In addition to the beaches, Samui has a large forest with gorgeous waterfalls! I’ve only been to this smaller one so far, but I soon plan to see the big ones so stay tuned…
Now, how could a post be complete without more temples?? There are three main temples in Samui: Wat Plai Laem, the Big Buddha Temple, and the Shrine of the Mummified Monk. Alright, of course you want to hear about the monk. So, this monk directed that his body be put on display when he died as a reminder of the transience of human existence. He died at 79 years old while meditating. Classic.
“If we’re not reflecting on the impermanent nature of life, then there are a lot of unimportant things that seem important.” -Allison Choying Zangmo
Okay, now if something in the picture looks off to you, you’re not alone. Is this monk sporting Ray-Bans? Indeed he is. They seem out-of-place, but the monks put sunglasses on him so that his eye sockets would be less disturbing to children. Makes sense. I just want to go back and see all the monks sitting around deciding which sunglasses to put on him. Oh, and the side of the glass casing says “Sponsored by Ray-Ban.” Ha, JUST KIDDING. But, what if?
Lastly, there is Mu Ko Ang Thong National Park, and WOW. This marine park consists of 42 islands and is one of the most incredible places I’ve ever been. I took a ferry from Samui to get to the islands; I just love being out on the open water. Then I relaxed and kayaked around the peaceful, uninhabited islands. There was also a nice viewpoint I hiked to, and the sight was breathtaking.
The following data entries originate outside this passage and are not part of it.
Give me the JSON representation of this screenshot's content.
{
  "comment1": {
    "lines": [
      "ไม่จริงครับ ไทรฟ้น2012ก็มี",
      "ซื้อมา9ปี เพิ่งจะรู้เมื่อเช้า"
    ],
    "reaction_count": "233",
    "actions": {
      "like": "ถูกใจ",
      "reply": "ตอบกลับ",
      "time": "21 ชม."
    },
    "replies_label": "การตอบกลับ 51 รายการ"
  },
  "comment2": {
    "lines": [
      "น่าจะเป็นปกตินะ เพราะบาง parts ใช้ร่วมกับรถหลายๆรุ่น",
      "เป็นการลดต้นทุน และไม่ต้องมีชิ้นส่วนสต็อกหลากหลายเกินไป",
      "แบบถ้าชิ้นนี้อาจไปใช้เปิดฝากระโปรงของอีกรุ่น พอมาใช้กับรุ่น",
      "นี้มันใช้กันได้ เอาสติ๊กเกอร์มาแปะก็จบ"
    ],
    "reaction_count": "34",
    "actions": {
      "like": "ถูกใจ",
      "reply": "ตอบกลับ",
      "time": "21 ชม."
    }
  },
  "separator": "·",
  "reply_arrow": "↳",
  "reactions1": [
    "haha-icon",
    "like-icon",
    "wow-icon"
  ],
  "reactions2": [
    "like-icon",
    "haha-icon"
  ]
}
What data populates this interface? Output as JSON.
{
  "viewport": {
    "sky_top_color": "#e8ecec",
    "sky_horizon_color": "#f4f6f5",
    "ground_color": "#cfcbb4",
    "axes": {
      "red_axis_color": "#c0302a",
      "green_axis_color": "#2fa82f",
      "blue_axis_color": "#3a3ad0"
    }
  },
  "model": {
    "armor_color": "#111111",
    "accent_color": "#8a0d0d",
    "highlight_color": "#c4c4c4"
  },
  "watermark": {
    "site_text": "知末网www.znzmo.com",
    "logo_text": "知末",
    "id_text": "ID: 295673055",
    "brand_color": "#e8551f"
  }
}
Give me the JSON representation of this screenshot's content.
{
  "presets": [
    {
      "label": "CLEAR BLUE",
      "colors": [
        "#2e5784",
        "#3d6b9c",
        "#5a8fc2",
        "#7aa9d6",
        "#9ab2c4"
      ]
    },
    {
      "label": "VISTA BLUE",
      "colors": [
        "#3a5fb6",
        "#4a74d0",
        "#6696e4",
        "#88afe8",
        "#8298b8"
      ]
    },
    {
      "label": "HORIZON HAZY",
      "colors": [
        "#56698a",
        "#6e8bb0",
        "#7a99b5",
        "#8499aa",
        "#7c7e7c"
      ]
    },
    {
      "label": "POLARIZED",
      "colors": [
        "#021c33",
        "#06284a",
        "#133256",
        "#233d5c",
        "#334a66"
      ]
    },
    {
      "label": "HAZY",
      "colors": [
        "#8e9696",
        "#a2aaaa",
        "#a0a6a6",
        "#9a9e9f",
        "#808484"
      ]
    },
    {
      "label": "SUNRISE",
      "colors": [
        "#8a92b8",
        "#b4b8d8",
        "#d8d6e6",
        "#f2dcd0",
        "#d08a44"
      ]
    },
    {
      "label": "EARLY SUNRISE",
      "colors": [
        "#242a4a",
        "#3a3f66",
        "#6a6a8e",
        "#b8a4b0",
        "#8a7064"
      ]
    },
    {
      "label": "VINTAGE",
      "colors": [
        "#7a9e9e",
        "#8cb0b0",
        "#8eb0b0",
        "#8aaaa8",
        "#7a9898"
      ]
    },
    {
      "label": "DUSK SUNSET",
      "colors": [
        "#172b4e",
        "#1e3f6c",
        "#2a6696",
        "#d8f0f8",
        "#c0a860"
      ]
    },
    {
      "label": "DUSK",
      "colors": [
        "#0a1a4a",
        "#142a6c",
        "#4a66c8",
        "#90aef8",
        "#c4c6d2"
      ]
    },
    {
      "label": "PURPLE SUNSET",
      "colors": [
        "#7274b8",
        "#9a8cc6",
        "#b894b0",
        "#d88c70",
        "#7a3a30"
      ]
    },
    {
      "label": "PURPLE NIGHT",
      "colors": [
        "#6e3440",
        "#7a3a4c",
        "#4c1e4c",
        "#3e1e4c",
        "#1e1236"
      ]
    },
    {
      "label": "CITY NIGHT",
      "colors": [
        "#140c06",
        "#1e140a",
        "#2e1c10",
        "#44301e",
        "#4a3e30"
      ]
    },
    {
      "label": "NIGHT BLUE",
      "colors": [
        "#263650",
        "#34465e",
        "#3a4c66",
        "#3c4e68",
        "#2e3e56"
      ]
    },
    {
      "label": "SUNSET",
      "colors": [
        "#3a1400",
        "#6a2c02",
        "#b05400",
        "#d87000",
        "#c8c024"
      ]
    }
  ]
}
Have you been to Ko Samui? Let me know your favorite spots in the comments below!